Whichever lines of the entries hold the word "https" should be identified and copied.

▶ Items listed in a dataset
===============

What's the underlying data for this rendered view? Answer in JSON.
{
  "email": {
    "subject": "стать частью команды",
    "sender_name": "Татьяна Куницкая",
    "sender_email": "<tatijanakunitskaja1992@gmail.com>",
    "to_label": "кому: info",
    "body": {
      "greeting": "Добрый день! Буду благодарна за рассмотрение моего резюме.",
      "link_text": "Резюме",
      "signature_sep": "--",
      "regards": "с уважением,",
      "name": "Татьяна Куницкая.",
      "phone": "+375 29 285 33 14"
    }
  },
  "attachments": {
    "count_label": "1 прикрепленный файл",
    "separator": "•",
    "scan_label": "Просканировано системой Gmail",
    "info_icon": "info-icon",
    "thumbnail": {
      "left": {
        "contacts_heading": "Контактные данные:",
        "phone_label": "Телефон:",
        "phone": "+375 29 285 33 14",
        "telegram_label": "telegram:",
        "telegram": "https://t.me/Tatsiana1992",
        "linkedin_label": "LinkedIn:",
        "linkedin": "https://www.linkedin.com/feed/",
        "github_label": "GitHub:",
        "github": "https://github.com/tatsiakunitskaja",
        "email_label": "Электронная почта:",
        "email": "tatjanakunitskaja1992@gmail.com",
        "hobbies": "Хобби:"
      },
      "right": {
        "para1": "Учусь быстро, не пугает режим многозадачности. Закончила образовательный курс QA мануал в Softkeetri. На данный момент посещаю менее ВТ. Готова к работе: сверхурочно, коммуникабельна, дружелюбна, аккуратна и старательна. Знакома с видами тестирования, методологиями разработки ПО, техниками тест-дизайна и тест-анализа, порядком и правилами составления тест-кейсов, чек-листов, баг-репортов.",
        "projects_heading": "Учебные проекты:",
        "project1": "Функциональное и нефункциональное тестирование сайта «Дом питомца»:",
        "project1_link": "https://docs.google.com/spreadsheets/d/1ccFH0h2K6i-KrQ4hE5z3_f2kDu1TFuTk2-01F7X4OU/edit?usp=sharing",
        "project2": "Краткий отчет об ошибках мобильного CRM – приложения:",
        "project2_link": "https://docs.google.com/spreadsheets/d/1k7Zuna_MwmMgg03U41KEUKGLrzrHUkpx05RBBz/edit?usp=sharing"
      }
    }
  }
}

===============

▶ Response
        "telegram": "https://t.me/Tatsiana1992",
        "linkedin": "https://www.linkedin.com/feed/",
        "github": "https://github.com/tatsiakunitskaja",
        "project1_link": "https://docs.google.com/spreadsheets/d/1ccFH0h2K6i-KrQ4hE5z3_f2kDu1TFuTk2-01F7X4OU/edit?usp=sharing",
        "project2_link": "https://docs.google.com/spreadsheets/d/1k7Zuna_MwmMgg03U41KEUKGLrzrHUkpx05RBBz/edit?usp=sharing"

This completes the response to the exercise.